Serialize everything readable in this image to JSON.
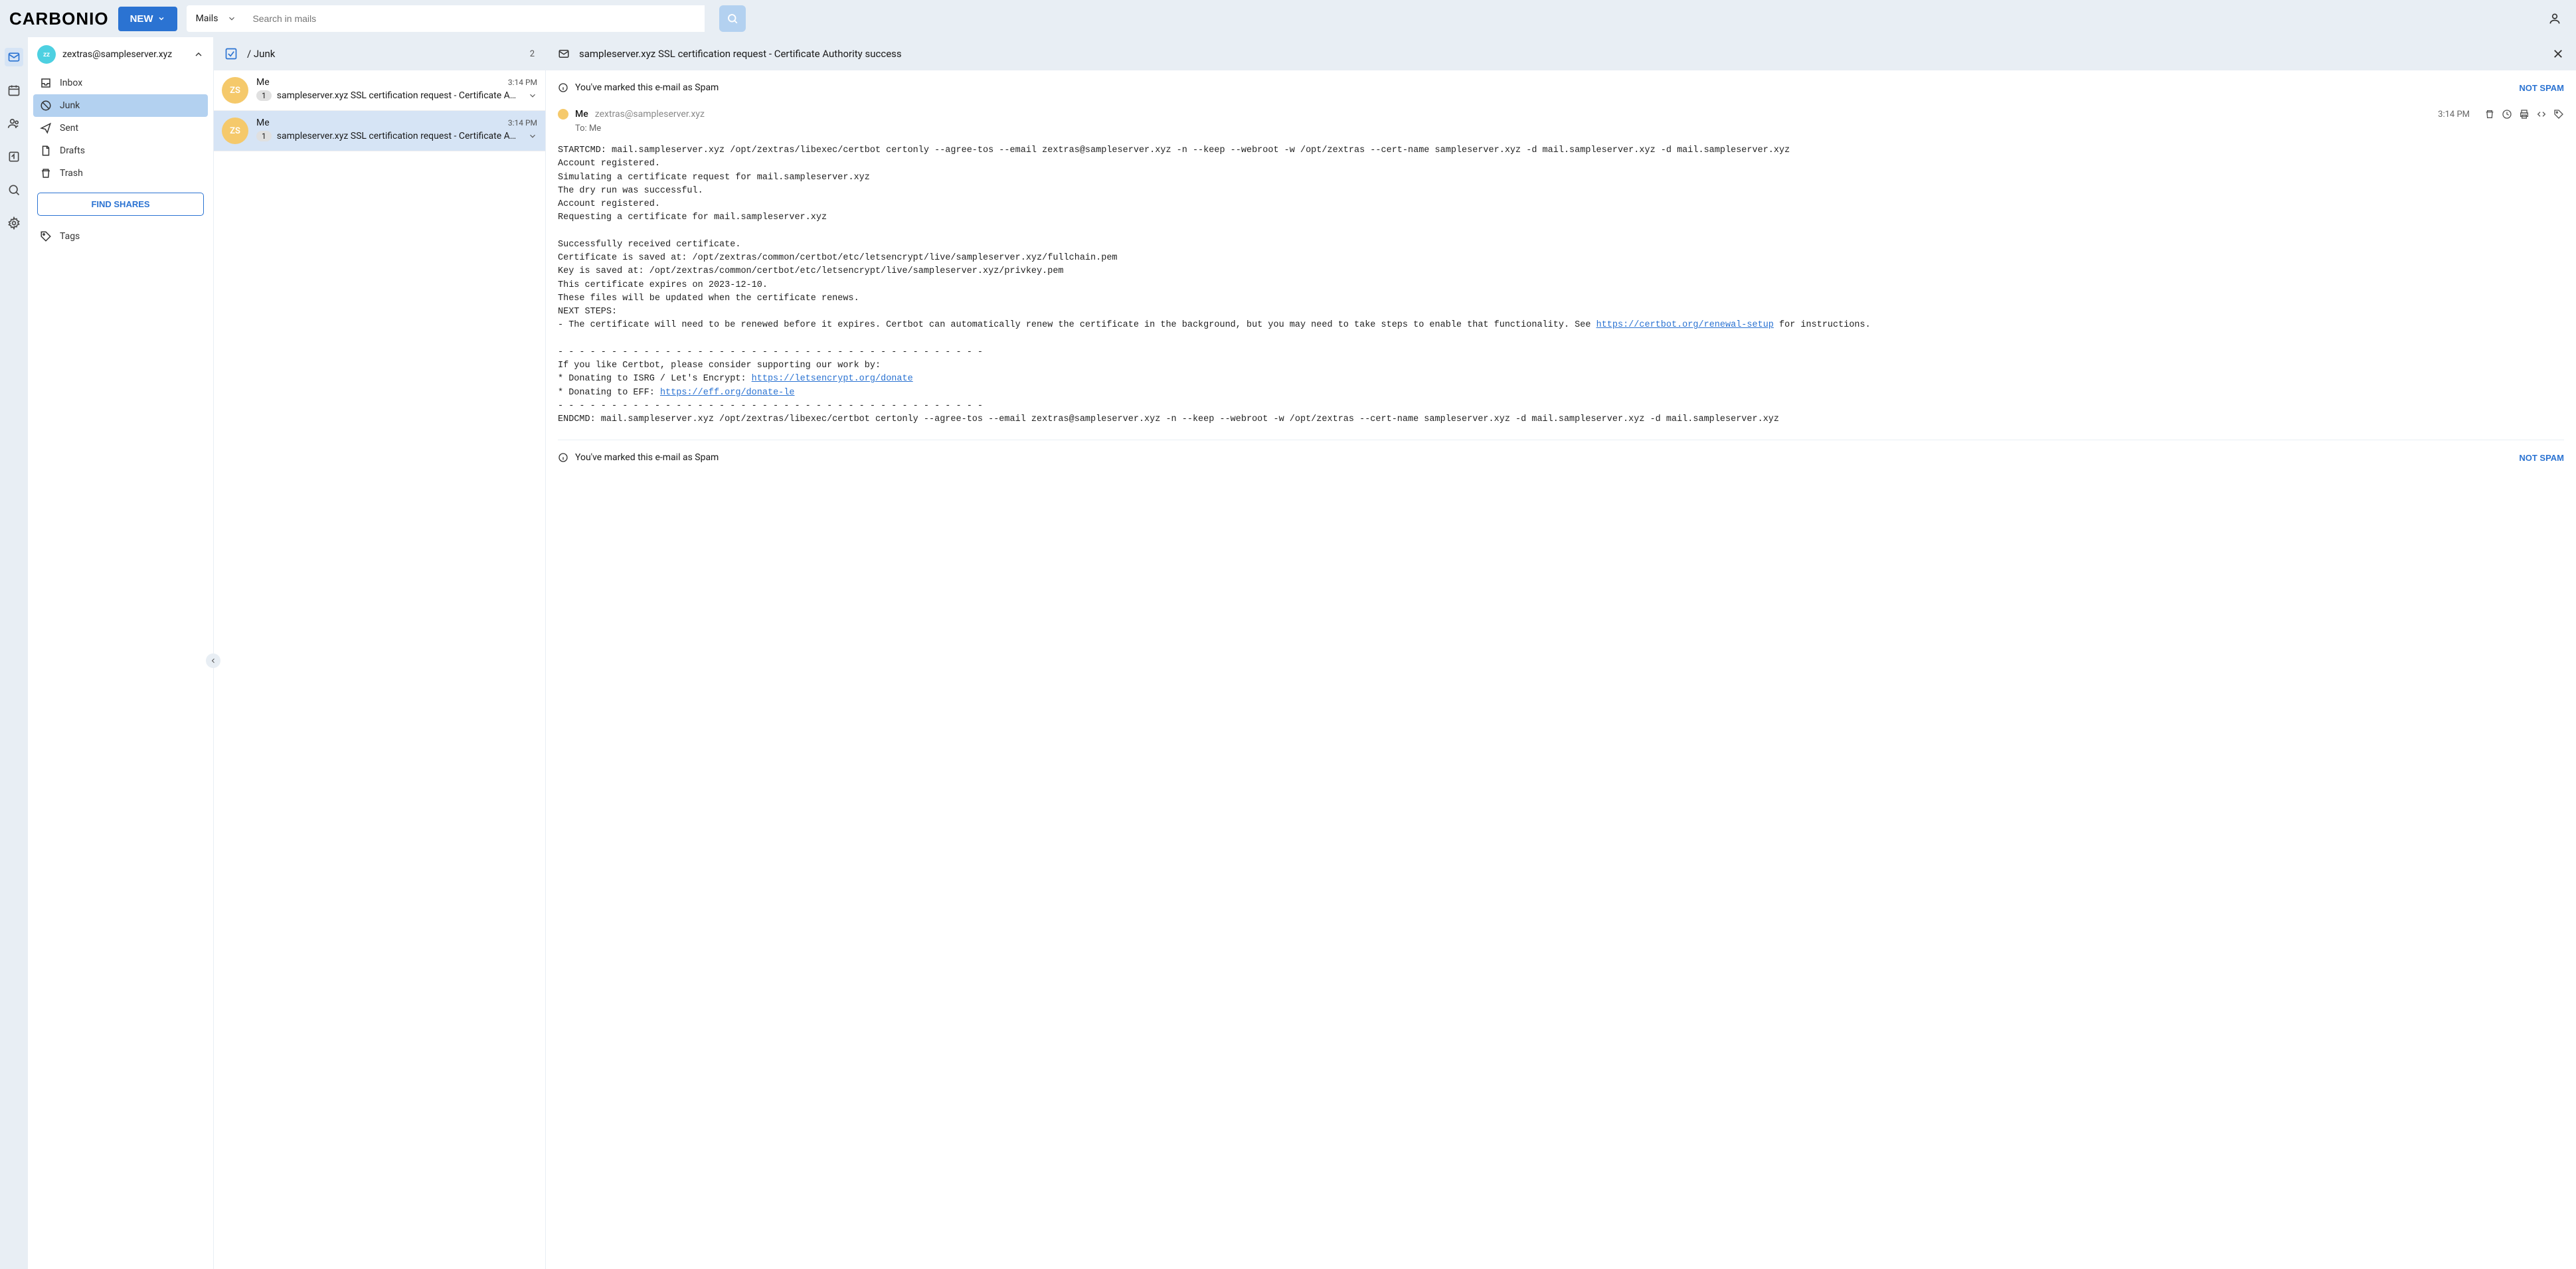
{
  "brand": "CARBONIO",
  "topbar": {
    "new_label": "NEW",
    "search_scope": "Mails",
    "search_placeholder": "Search in mails"
  },
  "account": {
    "initials": "zz",
    "email": "zextras@sampleserver.xyz"
  },
  "folders": [
    {
      "key": "inbox",
      "label": "Inbox"
    },
    {
      "key": "junk",
      "label": "Junk"
    },
    {
      "key": "sent",
      "label": "Sent"
    },
    {
      "key": "drafts",
      "label": "Drafts"
    },
    {
      "key": "trash",
      "label": "Trash"
    }
  ],
  "find_shares_label": "FIND SHARES",
  "tags_label": "Tags",
  "list_header": {
    "path": "/ Junk",
    "count": "2"
  },
  "conversations": [
    {
      "avatar": "ZS",
      "sender": "Me",
      "time": "3:14 PM",
      "count": "1",
      "subject": "sampleserver.xyz SSL certification request - Certificate A…"
    },
    {
      "avatar": "ZS",
      "sender": "Me",
      "time": "3:14 PM",
      "count": "1",
      "subject": "sampleserver.xyz SSL certification request - Certificate A…"
    }
  ],
  "reader": {
    "subject": "sampleserver.xyz SSL certification request - Certificate Authority success",
    "spam_notice": "You've marked this e-mail as Spam",
    "not_spam_label": "NOT SPAM",
    "from_name": "Me",
    "from_email": "zextras@sampleserver.xyz",
    "to_label": "To:",
    "to_value": "Me",
    "time": "3:14 PM",
    "body_line_01": "STARTCMD: mail.sampleserver.xyz /opt/zextras/libexec/certbot certonly --agree-tos --email zextras@sampleserver.xyz -n --keep --webroot -w /opt/zextras --cert-name sampleserver.xyz -d mail.sampleserver.xyz -d mail.sampleserver.xyz",
    "body_line_02": "Account registered.",
    "body_line_03": "Simulating a certificate request for mail.sampleserver.xyz",
    "body_line_04": "The dry run was successful.",
    "body_line_05": "Account registered.",
    "body_line_06": "Requesting a certificate for mail.sampleserver.xyz",
    "body_line_07": "",
    "body_line_08": "Successfully received certificate.",
    "body_line_09": "Certificate is saved at: /opt/zextras/common/certbot/etc/letsencrypt/live/sampleserver.xyz/fullchain.pem",
    "body_line_10": "Key is saved at: /opt/zextras/common/certbot/etc/letsencrypt/live/sampleserver.xyz/privkey.pem",
    "body_line_11": "This certificate expires on 2023-12-10.",
    "body_line_12": "These files will be updated when the certificate renews.",
    "body_line_13": "NEXT STEPS:",
    "body_line_14a": "- The certificate will need to be renewed before it expires. Certbot can automatically renew the certificate in the background, but you may need to take steps to enable that functionality. See ",
    "body_link_14": "https://certbot.org/renewal-setup",
    "body_line_14b": " for instructions.",
    "body_line_15": "",
    "body_line_16": "- - - - - - - - - - - - - - - - - - - - - - - - - - - - - - - - - - - - - - - -",
    "body_line_17": "If you like Certbot, please consider supporting our work by:",
    "body_line_18a": "* Donating to ISRG / Let's Encrypt: ",
    "body_link_18": "https://letsencrypt.org/donate",
    "body_line_19a": "* Donating to EFF: ",
    "body_link_19": "https://eff.org/donate-le",
    "body_line_20": "- - - - - - - - - - - - - - - - - - - - - - - - - - - - - - - - - - - - - - - -",
    "body_line_21": "ENDCMD: mail.sampleserver.xyz /opt/zextras/libexec/certbot certonly --agree-tos --email zextras@sampleserver.xyz -n --keep --webroot -w /opt/zextras --cert-name sampleserver.xyz -d mail.sampleserver.xyz -d mail.sampleserver.xyz"
  }
}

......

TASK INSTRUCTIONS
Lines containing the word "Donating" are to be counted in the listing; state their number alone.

ANSWER TO THE PROBLEM
2